The Federal Cabinet Shuffle
With the next Federal Election now only 10 months away, Prime Minister Justin Trudeau shuffled his cabinet this morning to deal with the sudden departure of Nova Scotia MP Scott Brison.
The shuffle moved three members of the existing cabinet and created two new positions, which makes it much less significant than the last shuffle which occurred in July, 2018. Despite this, the shuffle has political importance in terms of regional representation. The new cabinet welcomes two new Ministers from the Atlantic provinces and one new from Quebec. The Liberal Party holds all the seats in the Atlantic provinces (11 in Nova Scotia, 10 in New Brunswick, 7 in Newfoundland Labrador and 4 in Prince Edward Island). Adding profile for the Atlantic provinces is important as the Liberals need to hold as many of those seats as possible, as well as adding a Quebec Minister where the governing Party hopes to gain in the upcoming election. Current polling shows that the NDP might lose most of their 15 seats in Quebec as Leader Jagmeet Singh continues to lose confidence and support across the country. The shuffle puts the size of the federal cabinet at 36 members. This is the largest number of seats around the cabinet table that this government has had. The gender balance is retained with today's changes.
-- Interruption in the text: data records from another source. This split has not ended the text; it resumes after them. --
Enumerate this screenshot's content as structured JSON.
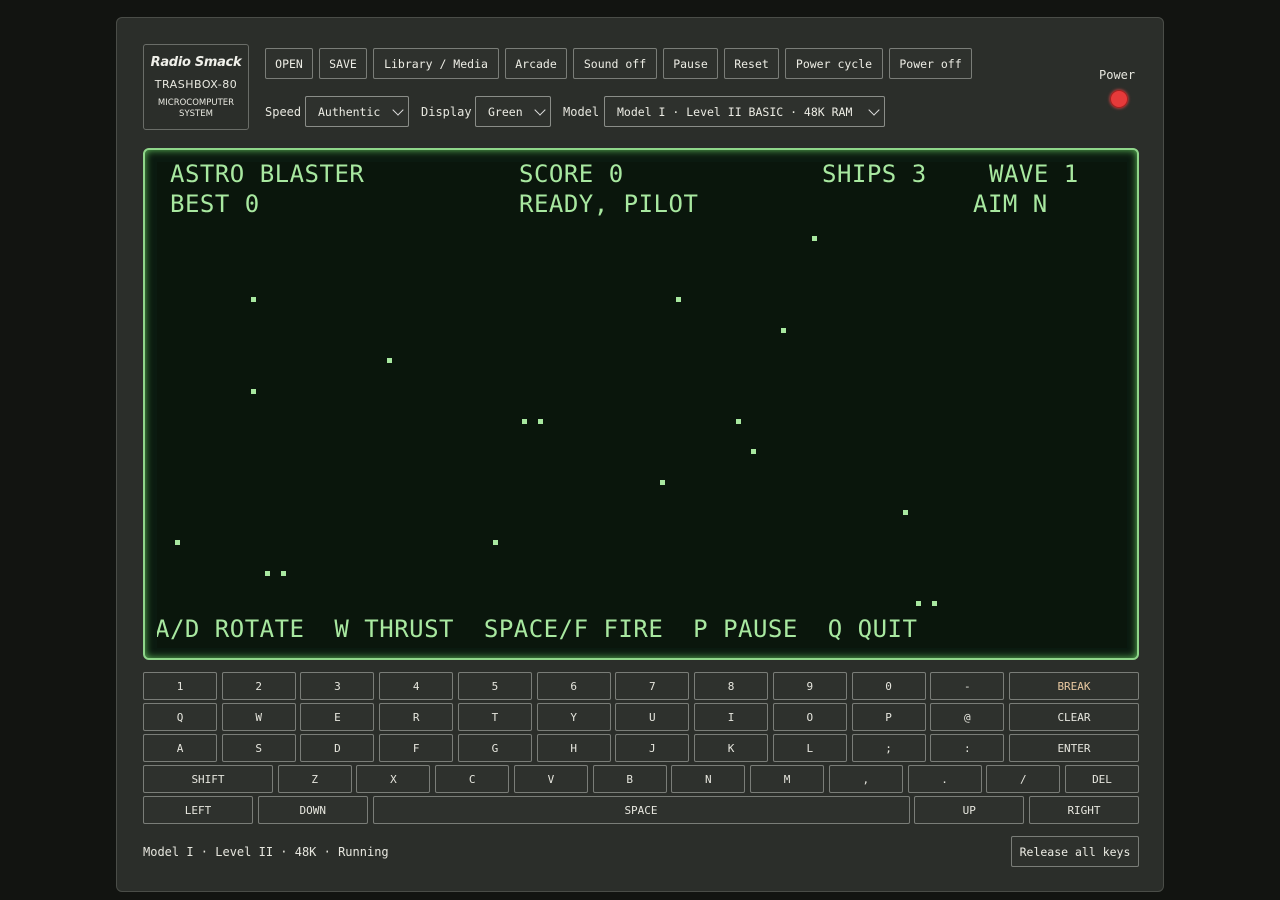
{
  "logo": {
    "brand": "Radio Smack",
    "model": "TRASHBOX-80",
    "system_line1": "MICROCOMPUTER",
    "system_line2": "SYSTEM"
  },
  "toolbar": {
    "open": "OPEN",
    "save": "SAVE",
    "library": "Library / Media",
    "arcade": "Arcade",
    "sound": "Sound off",
    "pause": "Pause",
    "reset": "Reset",
    "power_cycle": "Power cycle",
    "power_off": "Power off"
  },
  "controls": {
    "speed_label": "Speed",
    "speed_value": "Authentic",
    "display_label": "Display",
    "display_value": "Green",
    "model_label": "Model",
    "model_value": "Model I · Level II BASIC · 48K RAM"
  },
  "power": {
    "label": "Power",
    "led_color": "#e63a3a"
  },
  "screen": {
    "title": "ASTRO BLASTER",
    "score": "SCORE 0",
    "ships": "SHIPS 3",
    "wave": "WAVE 1",
    "best": "BEST 0",
    "message": "READY, PILOT",
    "aim": "AIM N",
    "help": "A/D ROTATE  W THRUST  SPACE/F FIRE  P PAUSE  Q QUIT",
    "phosphor_color": "#a8e8a0"
  },
  "keyboard": {
    "row1": [
      "1",
      "2",
      "3",
      "4",
      "5",
      "6",
      "7",
      "8",
      "9",
      "0",
      "-",
      "BREAK"
    ],
    "row2": [
      "Q",
      "W",
      "E",
      "R",
      "T",
      "Y",
      "U",
      "I",
      "O",
      "P",
      "@",
      "CLEAR"
    ],
    "row3": [
      "A",
      "S",
      "D",
      "F",
      "G",
      "H",
      "J",
      "K",
      "L",
      ";",
      ":",
      "ENTER"
    ],
    "row4": [
      "SHIFT",
      "Z",
      "X",
      "C",
      "V",
      "B",
      "N",
      "M",
      ",",
      ".",
      "/",
      "DEL"
    ],
    "row5": [
      "LEFT",
      "DOWN",
      "SPACE",
      "UP",
      "RIGHT"
    ]
  },
  "status": "Model I · Level II · 48K · Running",
  "release_keys": "Release all keys"
}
Existing Ministers on the Move
The biggest surprise move sees Newfoundland MP Seamus O’Regan moving portfolios from Veterans Affairs to Indigenous Services. He had been under fire for his comments trying to relate to veterans transitioning to life back home. There is much skepticism about his ability to handle a file as sensitive as Indigenous Services. Former Indigenous Services Minister Jane Philpott moves to replace Brison as Treasury Board president. She will also take charge as the Minister of Digital Government. Philpott, an Ontario MP, has been seen as a strong performer in cabinet proving her mettle at Health and then Indigenous Services. Trudeau called her a "natural choice" for the new job given her experience as vice-chair of the Treasury Board cabinet committee.O’Regan will have to deal with the sensitive file of reconciliation between Indigenous and non-Indigenous peoples in Canada."I will listen," O'Regan said, when asked what his message is to Indigenous people in Canada. Vancouver MP Jody Wilson-Raybould moves from Justice to replace O’Regan in Veterans Affairs. Trudeau refused to see this move has a demotion. Wilson-Raybould defended her tenure saying she feels she accomplished most of her mandate letter tasks, from legalizing cannabis and putting in a new regime for physician-assisted dying, to advancing legislation to reform the criminal justice system.
New Faces, New Ministries
Keeping in mind regional representation, Trudeau has promoted Nova Scotia MP Bernadette Jordan to cabinet in a new role, as Minister of Rural Economic Development. Jordan, who served as a parliamentary secretary for democratic institutions,will be responsible for overseeing a new rural jobs strategy, implementing high-speed internet to more rural areas, and handling the infrastructure needs of these communities.
In a news release, the federal goverment says that Jordan "will oversee the creation of a rural development strategy to spur economic growth and create good, middle class jobs in rural Canada. She will also take action to bring high-speed internet to more rural households and businesses, and work with municipalities, provinces, territories, and Indigenous partners to meet the unique and diverse infrastructure needs of rural communities."
MP for LaSalle-Émard-VerdunDavid Lametti is Canada's new Justice Minister, taking over from Jody Wilson-Raybould. Lametti, a former law professor at McGill University, had previously served as parliamentary secretary to Innovation Minister Navdeep Bains.
Today’s shuffle has no big changes on the political context in the country. Trudeau has lost good friends and allies in several provinces (Wynne, Couillard, Gallant). With Doug Ford in Ontario, Scott Moe in Saskatchewan, Brian Pallister in Manitoba, Blaine Higgs in New Brunswick, François Legault in Quebec, federal-provincial relations will require more energy to both smooth out difficult issues as well as press those differences that create good foils for Trudeau in running for re-election in October.
Sussex has good working relationships with the Ministers involved today, including their respective staffs, and is now reaching out to ensure a smooth transition for clients. As always, your Sussex Federal Government Relations team is here to answer any questions and address any issues you may have regarding the shuffle and transition within these Departments following today’s moves.
For more information, please contact our Federal Team:
Brett James, Principal
Devin McCarthy, Vice President Energy and Environment Practice
Hugues Théorêt, Senior Associate, Federal Government Relations
Naomi Shuman, Policy and Research Lead